Dataset records:
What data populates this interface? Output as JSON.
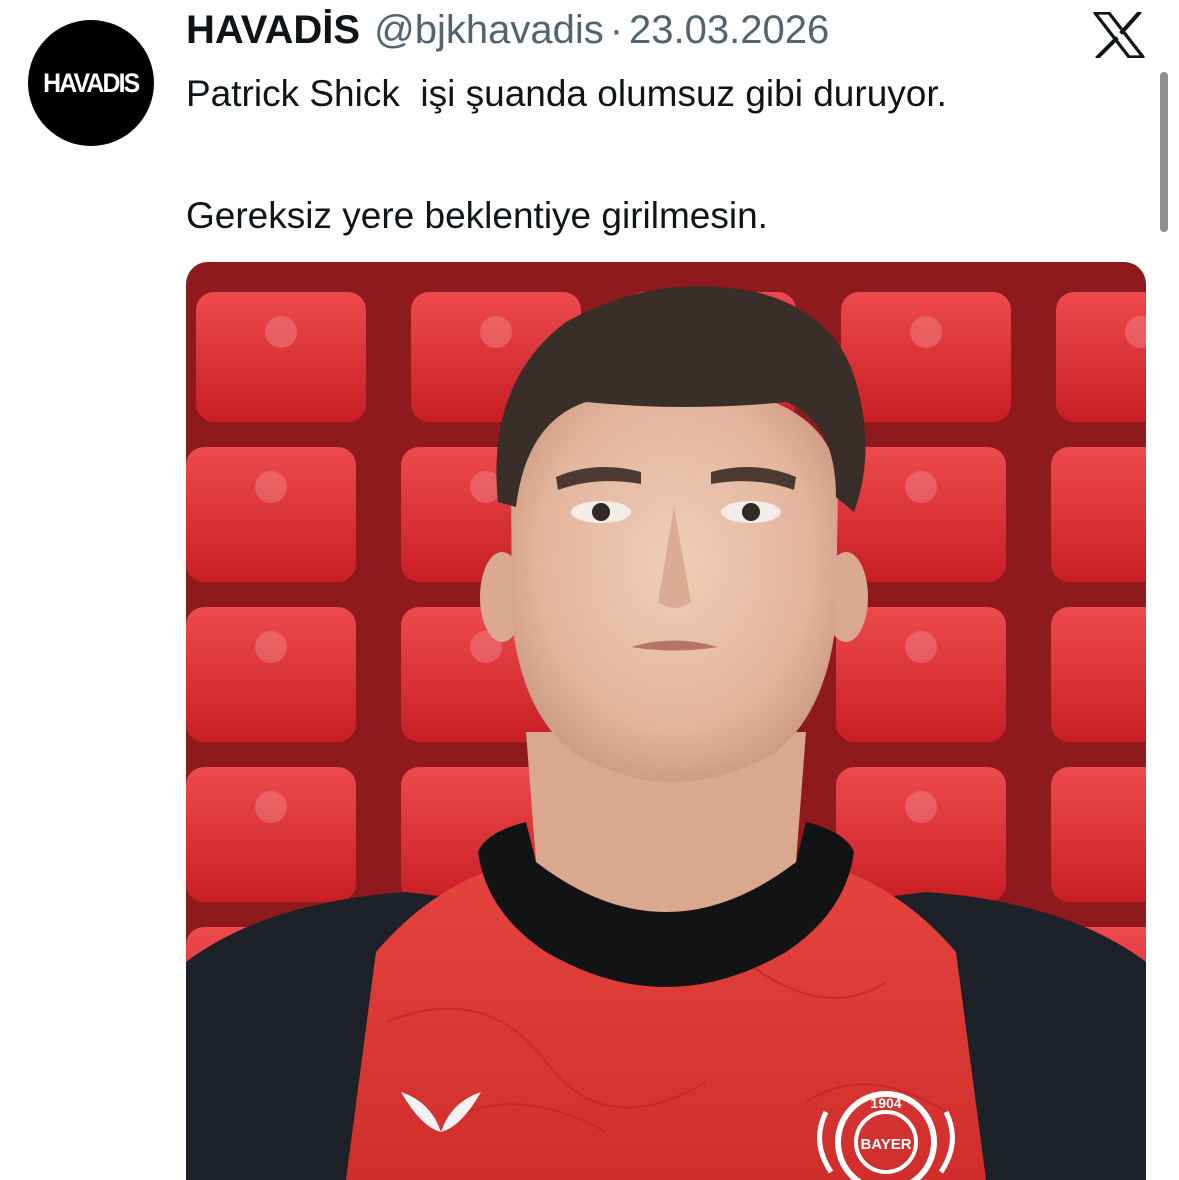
{
  "author": {
    "name": "HAVADİS",
    "handle": "@bjkhavadis",
    "separator": "·",
    "date": "23.03.2026",
    "avatar_logo_text": "HAVADIS"
  },
  "tweet": {
    "lines": [
      "Patrick Shick  işi şuanda olumsuz gibi duruyor.",
      "Gereksiz yere beklentiye girilmesin."
    ]
  },
  "media": {
    "crest_year": "1904",
    "crest_text": "BAYER",
    "colors": {
      "seats": "#e2272c",
      "shirt": "#e03a35",
      "sleeve": "#1d2228",
      "collar": "#111315",
      "skin": "#e8c2ad",
      "hair": "#3a2f28"
    }
  },
  "icons": {
    "platform": "x-logo-icon"
  }
}
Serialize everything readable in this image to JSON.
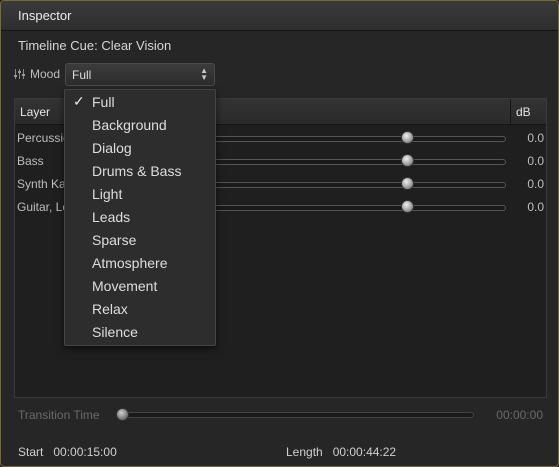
{
  "window": {
    "title": "Inspector"
  },
  "cue": {
    "label": "Timeline Cue: Clear Vision"
  },
  "mood": {
    "label": "Mood",
    "selected": "Full",
    "options": [
      "Full",
      "Background",
      "Dialog",
      "Drums & Bass",
      "Light",
      "Leads",
      "Sparse",
      "Atmosphere",
      "Movement",
      "Relax",
      "Silence"
    ]
  },
  "layers": {
    "header_layer": "Layer",
    "header_db": "dB",
    "rows": [
      {
        "name": "Percussion",
        "db": "0.0",
        "level": 0.77
      },
      {
        "name": "Bass",
        "db": "0.0",
        "level": 0.77
      },
      {
        "name": "Synth Kalimba",
        "db": "0.0",
        "level": 0.77
      },
      {
        "name": "Guitar, Leads",
        "db": "0.0",
        "level": 0.77
      }
    ]
  },
  "transition": {
    "label": "Transition Time",
    "value": "00:00:00",
    "level": 0.0
  },
  "footer": {
    "start_label": "Start",
    "start_value": "00:00:15:00",
    "length_label": "Length",
    "length_value": "00:00:44:22"
  },
  "icons": {
    "mood": "sliders-icon",
    "select_arrows": "up-down-arrows-icon",
    "check": "checkmark-icon"
  }
}
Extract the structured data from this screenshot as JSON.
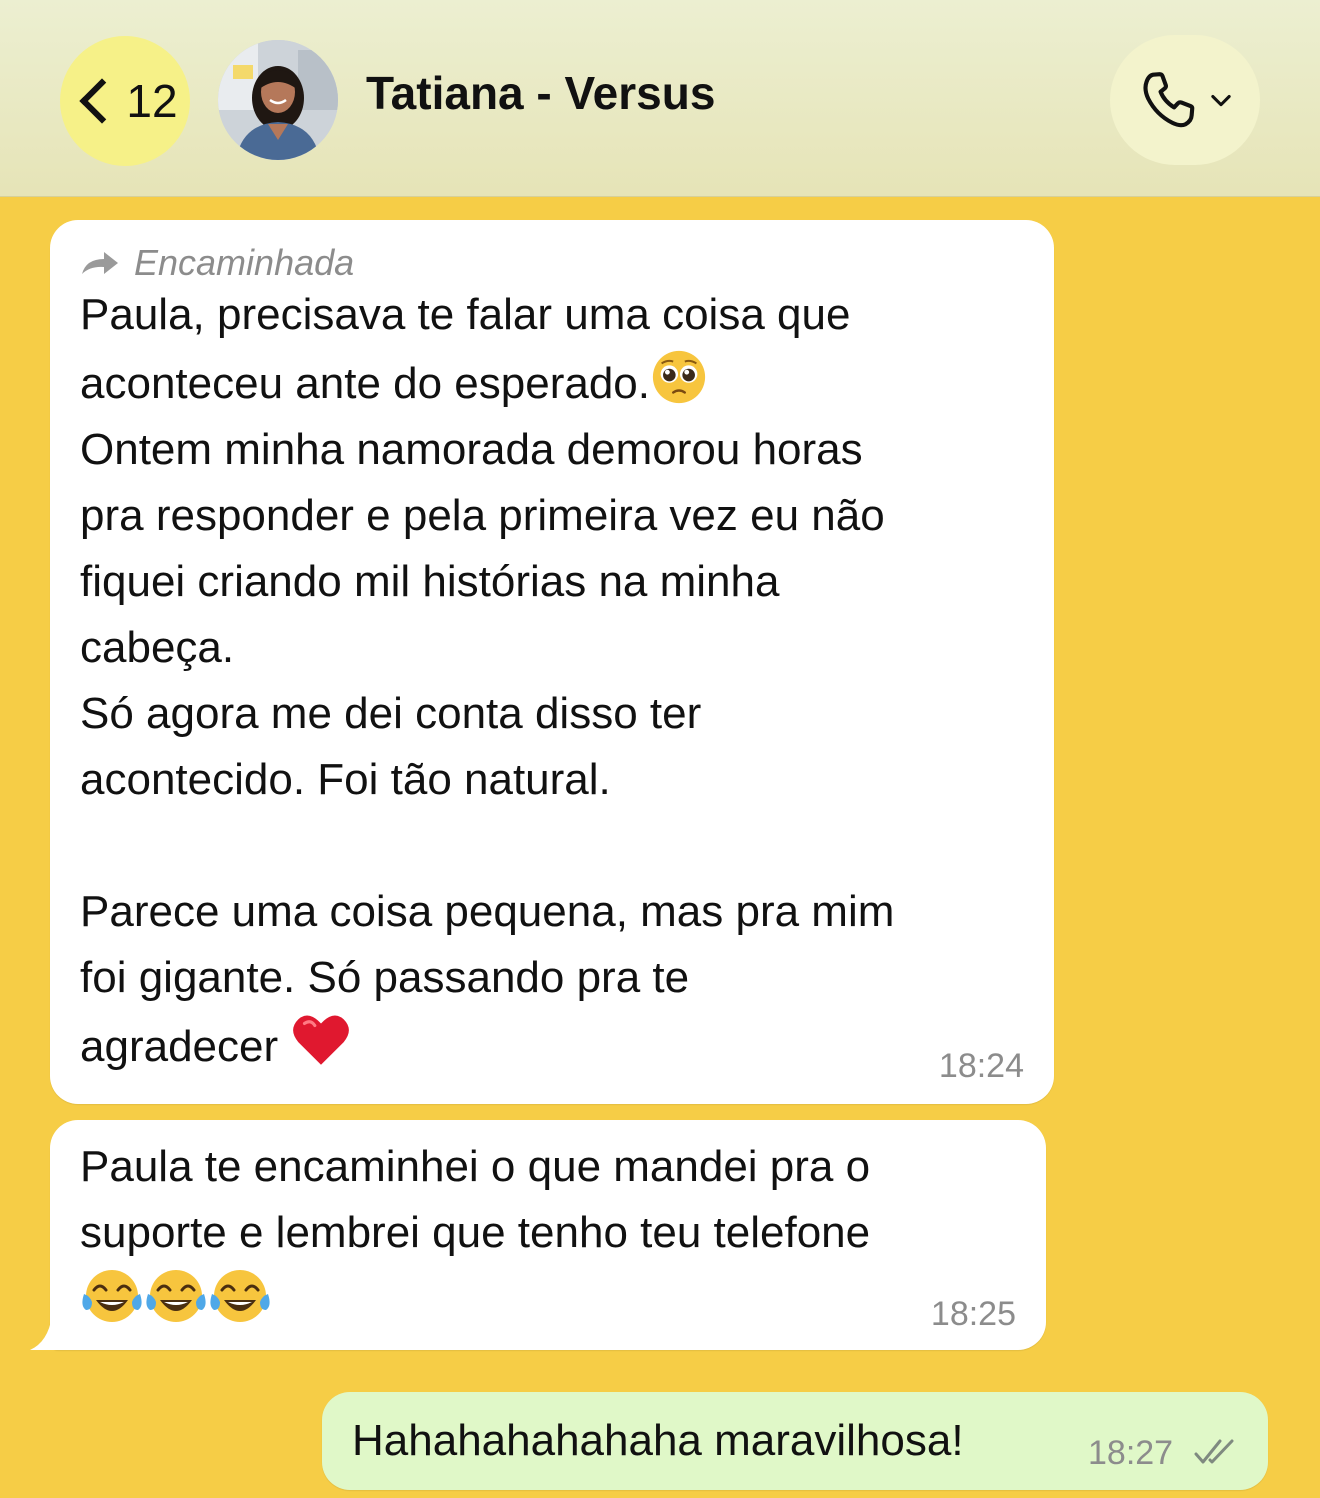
{
  "header": {
    "back_count": "12",
    "contact_name": "Tatiana - Versus"
  },
  "messages": [
    {
      "direction": "incoming",
      "forwarded_label": "Encaminhada",
      "text_a": "Paula, precisava te falar uma coisa que\naconteceu ante do esperado.",
      "emoji_a": "pleading-face",
      "text_b": "\nOntem minha namorada demorou horas\npra responder e pela primeira vez eu não\nfiquei criando mil histórias na minha\ncabeça.\nSó agora me dei conta disso ter\nacontecido. Foi tão natural.\n\nParece uma coisa pequena, mas pra mim\nfoi gigante. Só passando pra te\nagradecer ",
      "emoji_b": "red-heart",
      "time": "18:24"
    },
    {
      "direction": "incoming",
      "text": "Paula te encaminhei o que mandei pra o\nsuporte e lembrei que tenho teu telefone\n",
      "emoji": [
        "tears-of-joy",
        "tears-of-joy",
        "tears-of-joy"
      ],
      "time": "18:25"
    },
    {
      "direction": "outgoing",
      "text": "Hahahahahahaha maravilhosa!",
      "time": "18:27",
      "status": "read"
    }
  ],
  "colors": {
    "wallpaper": "#f6cd46",
    "incoming_bubble": "#ffffff",
    "outgoing_bubble": "#e0f8c8",
    "back_button": "#f6f188"
  },
  "icons": {
    "back": "chevron-left-icon",
    "call": "phone-icon",
    "forwarded": "forward-arrow-icon",
    "read_status": "double-check-icon"
  }
}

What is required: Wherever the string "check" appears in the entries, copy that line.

Response:
    "check": "checkmark-icon"
    "read_status": "double-check-icon"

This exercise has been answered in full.